THE DEAL (New York) -- Mars, the purveyor of Snickers and M&M's, expanded its pet food business on Wednesday with a deal to acquire Procter & Gamble's (PG) pet food brands Iams, Eukanuba and Natura for $2.9 billion in cash.
The deal includes most, but not all, of Procter & Gamble's pet care business. Assets representing about 80% of Procter & Gamble's global pet care sales will change hands in the deal, including operations in North America, Latin America and other countries. Markets including the European Union are not part of the sale. The consumer giant said it plans to sell its pet-related assets in those markets separately.
Mars has an option to acquire pet-related businesses in several additional countries.
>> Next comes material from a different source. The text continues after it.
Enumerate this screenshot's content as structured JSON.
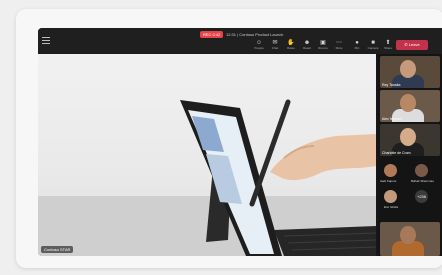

The Cincinnati-based company said net proceeds from the transaction would be used for general corporate purposes.
The transaction is expected to be completed in the second-half of 2014, pending regulatory approval.
For Procter & Gamble, the deal continues an internal strategy to focus on personal care and home care, while shedding non-core and food-related assets. The company sold its Pringles chips business to Kellogg (K) for about $2.7 billion in February 2012. A decade earlier, in 2001, Procter & Gamble sold the Jif and Crisco brands to J.M. Smucker (SJM) for about $806 million. A source said Procter & Gamble would continue that internal focus.
"Exiting pet care is an important step in our strategy to focus P&G's portfolio on the core businesses where we can create the most value for consumers and shareowners. The transaction creates value for P&G shareowners, and we are confident that the business will thrive at Mars, a leading company in pet care," said P&G's chief executive A.G. Lafley in a statement.
Procter & Gamble's gradual exit from the pet food business represents a shift in strategy. As recently as 2010, the company continued to be active in adding pet-related businesses, buying organic pet food maker Natura Pet Products, which had annual revenue at the time of nearly $360 million.
Natura's stable of organic brands included Innova, EVO, California Natural, HealthWise, Mother Nature and Karma.
For McLean, Va.-based Mars, the deal adds to its existing roster of petcare brands that includes Pedigree, Royal Canin, Whiskas, Banfield, Nutro, Sheba, Dreamies, Cesar, and Pet Hospital.
The divestiture by Procter & Gamble is not the only pet care deal lined up for 2014. Blue Buffalo Co. is likely headed for an IPO, with an outside chance that the premium pet food business could be sold, according to one person with knowledge of the company's plans. In a public debut, Blue Buffalo could fetch a valuation up to two times revenues, or around $1.2 billion to $1.6 billion, more lucrative than what it might achieve in a sale, sources said.
Blue Buffalo had sales of about $352 million in 2011, and saw sales growth of more than 60% during the first half of 2012, compared with the same period a year before, according to Standard & Poor's. For all of 2012, S&P projected growth of more than 40% year over year and a growth rate of 20% in 2013. That would equate to revenues of roughly $590 million in 2013.
Blue Buffalo, in fact, is approaching the size of Nutro Products, which had revenues of about $900 million when it was acquired by Mars in 2007 for an undisclosed price, sources said.
There are a number of potential acquirers for a growing business in a growing sector, as Mars' deal for Procter & Gamble's pet food business proves.
Nestle SA has likely taken a look at Blue Buffalo, a source said. Mars, Colgate-Palmolive (CL) and private equity-backed Big Heart Pet Brands, formerly known as Del Monte Foods Co., could be potential bidders.
Colgate owns Science Diet, while Nestle is parent to pet food giant Purina, which includes the Pro Plan brand. San Francisco-based Big Heart owns brands including Milk-Bone, Meow Mix, Natural Balance, Kibbles 'n Bits, 9Lives, Nature's Recipe and Pup-Peroni.
Big Heart, then known as Del Monte, acquired Natural Balance Pet Foods, a competitor to Blue Buffalo with $300 million in sales in late May. That purchase from private equity firm VMG Partners was for $500 million, a source said.